Politicians talk about all the time about solving Chicago's devastating street violence problem and the latest talk has pitted one Illinois lawmaker against another.
After meeting with the nominee for U.S. attorney Wednesday, Kirk spoke about the use of federal laws to go after one of the largest gangs in Chicago, the Gangster Disciples with mass arrests.
"I think it is completely within the capability of the United States government to crush a major urban gang," Kirk said.
Chicago Congressman Bobby Rush blasted Kirk's comments. He told the Chicago Sun-Times that the senator's proposal is "an elitist white boy solution to a problem he knows nothing about."
Congressman Danny Davis admits that he would not have used the language that Rush used.
"I guess he meant as exactly what he said but I interpret as him saying this is not an approach that would be helpful to the problems of violence," Davis said.
However, Davis says he is shocked at Kirk's approach. Locking people up in already overcrowded prisons is not the answer, he said.

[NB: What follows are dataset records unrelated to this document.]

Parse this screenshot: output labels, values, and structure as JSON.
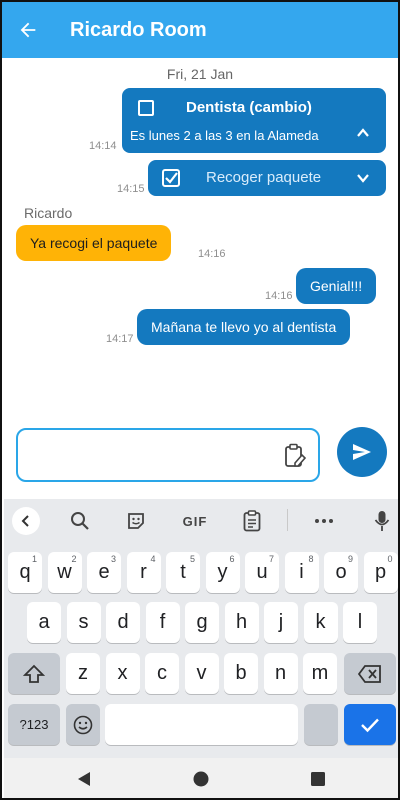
{
  "header": {
    "title": "Ricardo Room",
    "back_icon": "arrow-left-icon"
  },
  "chat": {
    "date": "Fri, 21 Jan",
    "tasks": [
      {
        "title": "Dentista (cambio)",
        "description": "Es lunes 2 a las 3 en la Alameda",
        "time": "14:14",
        "checked": false,
        "expanded": true
      },
      {
        "title": "Recoger paquete",
        "time": "14:15",
        "checked": true,
        "expanded": false
      }
    ],
    "sender": "Ricardo",
    "messages": [
      {
        "text": "Ya recogi el paquete",
        "time": "14:16",
        "incoming": true
      },
      {
        "text": "Genial!!!",
        "time": "14:16",
        "incoming": false
      },
      {
        "text": "Mañana te llevo yo al dentista",
        "time": "14:17",
        "incoming": false
      }
    ]
  },
  "composer": {
    "value": "",
    "placeholder": ""
  },
  "keyboard": {
    "toolbar": {
      "gif_label": "GIF"
    },
    "row1": [
      {
        "k": "q",
        "h": "1"
      },
      {
        "k": "w",
        "h": "2"
      },
      {
        "k": "e",
        "h": "3"
      },
      {
        "k": "r",
        "h": "4"
      },
      {
        "k": "t",
        "h": "5"
      },
      {
        "k": "y",
        "h": "6"
      },
      {
        "k": "u",
        "h": "7"
      },
      {
        "k": "i",
        "h": "8"
      },
      {
        "k": "o",
        "h": "9"
      },
      {
        "k": "p",
        "h": "0"
      }
    ],
    "row2": [
      "a",
      "s",
      "d",
      "f",
      "g",
      "h",
      "j",
      "k",
      "l"
    ],
    "row3": [
      "z",
      "x",
      "c",
      "v",
      "b",
      "n",
      "m"
    ],
    "row4": {
      "symbols": "?123",
      "space": ""
    }
  },
  "colors": {
    "appbar": "#34a7ee",
    "bubble_out": "#1479bf",
    "bubble_in": "#ffb306",
    "accent": "#2aa6e8"
  }
}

Alternatives and options for kids in crime ridden neighborhoods is Reverend Corey Brooks' mission and he says preventing gang violence must begin with politicians like Kirk and Rush on the same page.
"I wish I could get them together to have a meaningful discussion to hear each other out," Brooks said.
Congressman Rush was not available for an interview Thursday.
His office says his comments about Kirk's solution to gang violence were not meant to be about race, just a reaction to a national issue.
As for Kirk's comments, his spokesperson says the senator's commitment to stop gang violence goes back more than a decade.